The Big Rush tournament, which cost $340 and featured three Day1s and a prize pool of $100,000, took place in March of 2020. In the introduction, we mentioned that Rivers has a second location in Pittsburgh.
You can play NLHE cash games at stakes of $1/$2, $1/$3, $2/$5, and $5/$10, as well as PLO at $1/$2 and PLO8 at $5/$10, and 7-Card Stud at stakes of $20/$40, at Harrah’s Philadelphia Casino & Racetrack. Past WPTDeepstacks tournaments have been held at Bensalem’s Parx Casino. Parx also hosts its own tournament series, the Big Stax, with entry fees starting at $340 and going as high as $2,560.
Poker Rooms and Casinos in the Keystone State
Pike State Poker Rooms Online
Pennsylvania, as we mentioned in the introduction, was the fourth state in the United States to make it legal online poker in October 2017. With the passage of that law, it became legal to wager on sporting events and play casino games over the internet.
We also stated that in November of this year, PokerStars PA became the first online room in the state.
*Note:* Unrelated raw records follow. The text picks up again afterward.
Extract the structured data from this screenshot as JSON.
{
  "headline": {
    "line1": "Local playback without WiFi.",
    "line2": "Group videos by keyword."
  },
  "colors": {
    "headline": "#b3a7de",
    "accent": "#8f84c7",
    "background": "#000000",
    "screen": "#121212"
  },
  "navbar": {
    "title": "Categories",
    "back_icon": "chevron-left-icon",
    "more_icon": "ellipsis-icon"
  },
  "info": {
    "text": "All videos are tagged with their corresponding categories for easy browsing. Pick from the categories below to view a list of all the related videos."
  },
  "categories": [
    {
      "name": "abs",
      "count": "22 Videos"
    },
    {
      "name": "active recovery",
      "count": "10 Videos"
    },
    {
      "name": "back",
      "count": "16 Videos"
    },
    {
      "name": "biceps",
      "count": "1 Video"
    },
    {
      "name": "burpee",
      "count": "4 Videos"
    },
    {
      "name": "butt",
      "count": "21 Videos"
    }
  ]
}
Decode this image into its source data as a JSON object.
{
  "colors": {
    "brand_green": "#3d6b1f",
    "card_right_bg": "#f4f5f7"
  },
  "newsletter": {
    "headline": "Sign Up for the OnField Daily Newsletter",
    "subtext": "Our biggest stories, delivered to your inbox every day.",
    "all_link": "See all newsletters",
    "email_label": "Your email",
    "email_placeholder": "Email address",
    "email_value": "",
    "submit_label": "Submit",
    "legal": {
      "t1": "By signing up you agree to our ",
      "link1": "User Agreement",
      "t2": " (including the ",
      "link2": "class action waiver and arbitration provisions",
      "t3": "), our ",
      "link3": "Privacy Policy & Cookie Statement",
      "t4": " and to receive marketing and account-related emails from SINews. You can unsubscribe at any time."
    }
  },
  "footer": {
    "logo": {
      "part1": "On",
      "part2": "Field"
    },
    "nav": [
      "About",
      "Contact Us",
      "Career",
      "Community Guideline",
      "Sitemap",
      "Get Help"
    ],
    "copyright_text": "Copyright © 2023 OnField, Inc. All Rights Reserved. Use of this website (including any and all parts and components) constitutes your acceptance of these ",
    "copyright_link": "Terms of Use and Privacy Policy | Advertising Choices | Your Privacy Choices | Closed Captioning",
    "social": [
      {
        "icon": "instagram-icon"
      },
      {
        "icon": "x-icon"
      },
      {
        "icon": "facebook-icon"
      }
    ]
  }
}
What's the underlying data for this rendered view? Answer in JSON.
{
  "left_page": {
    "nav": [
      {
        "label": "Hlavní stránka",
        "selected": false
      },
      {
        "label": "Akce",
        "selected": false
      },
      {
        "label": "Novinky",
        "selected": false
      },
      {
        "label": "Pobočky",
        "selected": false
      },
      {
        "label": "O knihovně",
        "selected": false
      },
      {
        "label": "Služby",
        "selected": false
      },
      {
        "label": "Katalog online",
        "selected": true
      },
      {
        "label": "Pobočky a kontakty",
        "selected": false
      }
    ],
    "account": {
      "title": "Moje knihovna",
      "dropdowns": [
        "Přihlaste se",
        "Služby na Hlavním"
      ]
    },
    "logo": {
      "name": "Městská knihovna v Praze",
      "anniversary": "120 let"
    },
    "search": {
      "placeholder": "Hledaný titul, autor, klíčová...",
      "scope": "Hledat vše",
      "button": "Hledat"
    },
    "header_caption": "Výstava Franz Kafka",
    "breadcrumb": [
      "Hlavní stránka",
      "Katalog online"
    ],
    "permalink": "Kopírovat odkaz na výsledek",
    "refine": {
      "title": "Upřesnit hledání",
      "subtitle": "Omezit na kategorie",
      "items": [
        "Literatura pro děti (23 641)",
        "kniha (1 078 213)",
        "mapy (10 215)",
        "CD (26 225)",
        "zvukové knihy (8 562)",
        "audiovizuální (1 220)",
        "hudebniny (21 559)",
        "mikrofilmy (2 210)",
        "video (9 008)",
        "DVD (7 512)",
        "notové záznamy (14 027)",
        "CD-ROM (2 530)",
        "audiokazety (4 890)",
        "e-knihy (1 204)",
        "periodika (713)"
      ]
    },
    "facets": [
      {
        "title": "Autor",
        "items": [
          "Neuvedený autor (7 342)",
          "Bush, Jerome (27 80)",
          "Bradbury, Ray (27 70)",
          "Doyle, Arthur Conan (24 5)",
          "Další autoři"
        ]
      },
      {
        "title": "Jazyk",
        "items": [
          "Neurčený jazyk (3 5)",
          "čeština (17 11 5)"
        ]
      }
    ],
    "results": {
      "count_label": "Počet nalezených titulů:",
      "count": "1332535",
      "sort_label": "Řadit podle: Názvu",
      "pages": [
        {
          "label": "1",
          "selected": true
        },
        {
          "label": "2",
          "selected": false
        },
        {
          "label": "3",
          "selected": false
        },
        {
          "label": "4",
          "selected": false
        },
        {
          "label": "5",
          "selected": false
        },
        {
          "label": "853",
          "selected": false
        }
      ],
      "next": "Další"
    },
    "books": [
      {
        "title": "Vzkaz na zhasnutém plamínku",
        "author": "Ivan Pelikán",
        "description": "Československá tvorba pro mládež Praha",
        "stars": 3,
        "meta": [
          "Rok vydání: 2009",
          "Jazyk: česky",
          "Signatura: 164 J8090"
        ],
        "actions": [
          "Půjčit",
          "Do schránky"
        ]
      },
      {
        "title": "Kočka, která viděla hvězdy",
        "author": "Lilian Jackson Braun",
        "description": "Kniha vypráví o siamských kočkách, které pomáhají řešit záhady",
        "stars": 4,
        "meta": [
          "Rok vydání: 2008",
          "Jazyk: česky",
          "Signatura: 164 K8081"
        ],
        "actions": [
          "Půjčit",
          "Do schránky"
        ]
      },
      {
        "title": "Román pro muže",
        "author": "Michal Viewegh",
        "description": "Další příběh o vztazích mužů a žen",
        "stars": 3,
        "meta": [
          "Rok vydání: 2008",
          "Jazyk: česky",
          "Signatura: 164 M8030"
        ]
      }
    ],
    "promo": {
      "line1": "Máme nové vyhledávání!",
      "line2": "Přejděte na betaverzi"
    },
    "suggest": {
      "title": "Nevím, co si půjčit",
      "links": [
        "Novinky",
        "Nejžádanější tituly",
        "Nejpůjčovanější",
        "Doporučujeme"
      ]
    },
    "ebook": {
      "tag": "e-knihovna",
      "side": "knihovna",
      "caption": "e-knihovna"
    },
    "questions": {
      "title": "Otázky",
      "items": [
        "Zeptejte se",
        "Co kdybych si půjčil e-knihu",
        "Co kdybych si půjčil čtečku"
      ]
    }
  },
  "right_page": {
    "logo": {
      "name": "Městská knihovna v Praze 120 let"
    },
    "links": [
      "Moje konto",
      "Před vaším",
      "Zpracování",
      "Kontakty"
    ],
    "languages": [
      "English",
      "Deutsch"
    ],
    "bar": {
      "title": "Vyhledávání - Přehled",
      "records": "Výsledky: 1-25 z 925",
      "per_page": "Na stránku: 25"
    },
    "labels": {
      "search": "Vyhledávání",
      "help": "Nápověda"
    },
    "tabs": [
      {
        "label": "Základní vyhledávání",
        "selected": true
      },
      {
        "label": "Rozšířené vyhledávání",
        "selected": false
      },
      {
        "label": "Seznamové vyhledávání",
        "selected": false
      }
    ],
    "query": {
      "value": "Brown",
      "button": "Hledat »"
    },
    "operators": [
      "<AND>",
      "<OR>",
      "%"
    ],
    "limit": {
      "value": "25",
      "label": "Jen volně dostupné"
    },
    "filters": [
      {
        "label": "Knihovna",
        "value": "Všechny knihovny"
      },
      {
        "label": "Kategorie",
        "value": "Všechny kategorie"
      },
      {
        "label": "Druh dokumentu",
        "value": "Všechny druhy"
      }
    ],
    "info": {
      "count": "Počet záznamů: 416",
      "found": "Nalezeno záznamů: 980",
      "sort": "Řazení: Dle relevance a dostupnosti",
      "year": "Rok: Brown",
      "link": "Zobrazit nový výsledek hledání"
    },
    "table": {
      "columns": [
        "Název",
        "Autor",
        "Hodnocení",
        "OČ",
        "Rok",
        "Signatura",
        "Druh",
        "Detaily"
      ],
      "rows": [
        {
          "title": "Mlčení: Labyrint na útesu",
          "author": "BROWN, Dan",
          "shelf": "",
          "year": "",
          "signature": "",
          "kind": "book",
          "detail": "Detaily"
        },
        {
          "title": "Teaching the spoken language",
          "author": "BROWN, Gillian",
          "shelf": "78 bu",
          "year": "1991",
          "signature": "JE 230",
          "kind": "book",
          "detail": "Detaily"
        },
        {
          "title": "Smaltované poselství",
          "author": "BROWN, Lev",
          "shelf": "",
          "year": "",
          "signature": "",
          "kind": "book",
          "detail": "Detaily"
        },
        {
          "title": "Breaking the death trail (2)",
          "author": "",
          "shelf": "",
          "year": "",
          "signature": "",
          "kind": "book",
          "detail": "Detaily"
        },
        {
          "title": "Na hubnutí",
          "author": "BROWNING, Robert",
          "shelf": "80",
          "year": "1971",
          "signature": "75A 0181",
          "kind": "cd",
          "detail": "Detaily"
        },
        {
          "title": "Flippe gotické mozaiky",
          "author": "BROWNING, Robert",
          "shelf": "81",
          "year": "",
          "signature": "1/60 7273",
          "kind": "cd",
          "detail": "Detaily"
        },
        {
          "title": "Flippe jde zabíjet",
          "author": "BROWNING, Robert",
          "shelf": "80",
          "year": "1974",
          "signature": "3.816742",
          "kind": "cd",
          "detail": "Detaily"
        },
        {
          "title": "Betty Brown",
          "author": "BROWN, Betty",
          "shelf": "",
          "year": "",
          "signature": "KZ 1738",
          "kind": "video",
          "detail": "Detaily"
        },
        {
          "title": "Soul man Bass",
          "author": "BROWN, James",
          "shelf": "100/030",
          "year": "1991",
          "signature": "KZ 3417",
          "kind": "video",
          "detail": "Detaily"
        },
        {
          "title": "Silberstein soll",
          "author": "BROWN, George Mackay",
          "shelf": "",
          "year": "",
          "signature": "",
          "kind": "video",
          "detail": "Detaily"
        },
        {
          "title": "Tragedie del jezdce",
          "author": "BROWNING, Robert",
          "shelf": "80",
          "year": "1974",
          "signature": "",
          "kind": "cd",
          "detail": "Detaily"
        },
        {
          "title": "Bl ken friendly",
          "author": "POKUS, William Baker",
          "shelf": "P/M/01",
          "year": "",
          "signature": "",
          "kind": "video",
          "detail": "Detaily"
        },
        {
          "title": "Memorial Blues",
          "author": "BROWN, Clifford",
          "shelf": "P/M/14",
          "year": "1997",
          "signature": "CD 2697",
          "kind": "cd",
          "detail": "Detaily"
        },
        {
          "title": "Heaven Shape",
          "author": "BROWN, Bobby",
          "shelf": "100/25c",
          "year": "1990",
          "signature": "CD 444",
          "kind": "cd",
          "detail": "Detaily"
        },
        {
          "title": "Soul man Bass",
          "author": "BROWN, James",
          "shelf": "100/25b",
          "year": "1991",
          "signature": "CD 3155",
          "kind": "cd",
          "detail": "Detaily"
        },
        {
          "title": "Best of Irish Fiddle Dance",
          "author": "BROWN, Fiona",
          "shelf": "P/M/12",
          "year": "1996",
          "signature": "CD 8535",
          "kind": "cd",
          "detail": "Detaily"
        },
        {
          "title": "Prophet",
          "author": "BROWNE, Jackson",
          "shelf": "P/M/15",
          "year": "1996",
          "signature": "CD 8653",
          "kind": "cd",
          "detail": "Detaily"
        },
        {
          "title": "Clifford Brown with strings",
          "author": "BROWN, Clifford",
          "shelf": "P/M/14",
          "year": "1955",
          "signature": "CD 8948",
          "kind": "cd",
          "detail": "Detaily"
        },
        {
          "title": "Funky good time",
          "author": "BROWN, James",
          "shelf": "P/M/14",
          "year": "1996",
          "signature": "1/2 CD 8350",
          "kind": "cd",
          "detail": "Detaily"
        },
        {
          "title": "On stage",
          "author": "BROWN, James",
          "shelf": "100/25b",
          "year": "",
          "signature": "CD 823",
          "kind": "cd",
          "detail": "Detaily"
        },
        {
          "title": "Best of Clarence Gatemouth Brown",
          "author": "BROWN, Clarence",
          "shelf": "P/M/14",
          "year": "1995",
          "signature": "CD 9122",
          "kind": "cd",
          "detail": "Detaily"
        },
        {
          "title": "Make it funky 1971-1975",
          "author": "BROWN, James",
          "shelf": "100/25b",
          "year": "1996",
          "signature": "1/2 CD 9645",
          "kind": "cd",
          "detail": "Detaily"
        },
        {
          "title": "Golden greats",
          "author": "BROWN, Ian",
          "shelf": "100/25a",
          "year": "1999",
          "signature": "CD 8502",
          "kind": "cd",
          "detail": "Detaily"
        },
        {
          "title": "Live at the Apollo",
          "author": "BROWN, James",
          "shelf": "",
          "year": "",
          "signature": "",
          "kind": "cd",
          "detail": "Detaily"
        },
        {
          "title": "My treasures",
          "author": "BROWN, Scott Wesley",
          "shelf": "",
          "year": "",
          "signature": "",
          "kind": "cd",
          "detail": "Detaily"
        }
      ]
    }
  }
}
In August of 2020, the Pennsylvania Gaming Control Board issued Unibet, an online sportsbook based in Europe that also offers poker, a permanent license.
Partypoker and WSOP.com, two other sites, had originally confirmed their intentions to enter the market. Their launch has been delayed, however, because of unforeseen complications with the issuance of their licenses.
Despite the fact that Stars is currently their only option, the future of online poker, for example, major poker apps like ClubGG in Pennsylvania, is much brighter than it is for most players in the rest of the United States.